Hummel recognizes everything that he has accomplished and how far he has gotten in the game, but he still hungers for more. “I’ve gotten to play at some of the highest levels of baseball, I would consider what I’ve done so far to be a successful career. That being said, I’m not one to settle. I will be happy when I’ve played as long as physically possible and I would love to help a team in the big leagues win a World Series.”
When he does decide it’s time to hang up the spikes, Hummel anticipates remaining involved in the game. “Baseball has always been what I’ve wanted to do. But if I wasn’t playing, I would want to do something in baseball.

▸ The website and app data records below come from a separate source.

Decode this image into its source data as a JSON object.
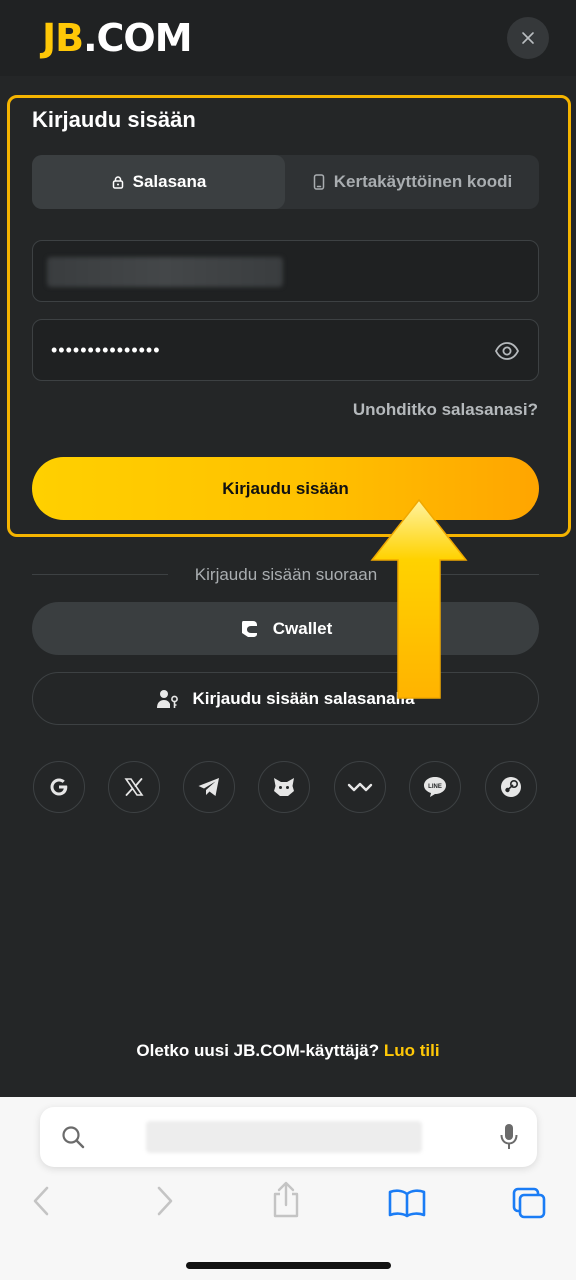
{
  "header": {
    "logo_jb": "JB",
    "logo_com": ".COM",
    "close_icon": "close-icon"
  },
  "login": {
    "title": "Kirjaudu sisään",
    "tabs": [
      {
        "label": "Salasana",
        "icon": "lock-icon",
        "active": true
      },
      {
        "label": "Kertakäyttöinen koodi",
        "icon": "phone-icon",
        "active": false
      }
    ],
    "username_value": "",
    "password_value": "•••••••••••••••",
    "forgot_label": "Unohditko salasanasi?",
    "submit_label": "Kirjaudu sisään"
  },
  "direct": {
    "divider_label": "Kirjaudu sisään suoraan",
    "cwallet_label": "Cwallet",
    "password_login_label": "Kirjaudu sisään salasanalla"
  },
  "socials": [
    "google-icon",
    "x-icon",
    "telegram-icon",
    "metamask-icon",
    "walletconnect-icon",
    "line-icon",
    "steam-icon"
  ],
  "footer": {
    "signup_text": "Oletko uusi JB.COM-käyttäjä?",
    "signup_link": "Luo tili"
  },
  "colors": {
    "accent": "#ffc807",
    "background": "#242627",
    "highlight": "#f5b400"
  }
}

I would really enjoy working as an agent, or in the sports marketing department for Nike.” His real dream for his post-playing days, however, is to move into a front office role. “What I would really want to do, and hope I can one day when I’m done playing, is to become the general manager of a major league organization. I’ve always wanted to do that and teammates even joke with me and sometimes call me ‘GM Coop.’”
As both a current up-and-coming player as well as a future executive, Cooper understands the value that sabermetrics and advanced statistics have in today’s game. “There are a lot of great statistics such as WAR and wRC+ that can help you determine how much a player is actually benefiting the team. I know that some teams are creating their own stats to in order to do this as well. I think they’re great, and there are some interesting ways of implementing them right now. I think people need to better understand hitting before looking into the stats or metrics, because they only tell you part of the story.”
“As a GM in the future, I think I would look more at something like exit velocity consistency and stats like wRC+, because these things can help you understand the whole hitter. Obviously all these new metrics are very important, they all tell something about what the hitter is doing and can all be used in a proper manner to help hitters. But I think some people go about it the wrong way, more so at the youth and high school level.”
Hummel turns 25 in a few days, and barring something unforeseen, he figures to begin the 2020 season in the mix for at-bats at the Triple-A level. That would put him right on the doorstep of the big leagues, which isn’t a bad place to be for a kid who has been told all throughout his life that he would never make it. “Whether it be size, injury, or playing time, all the way from Little League into professional baseball, I have had to deal with different bumps in the road. Nothing has stopped me, and nothing will!”
Statistics courtesy of Fangraphs and Baseball-Reference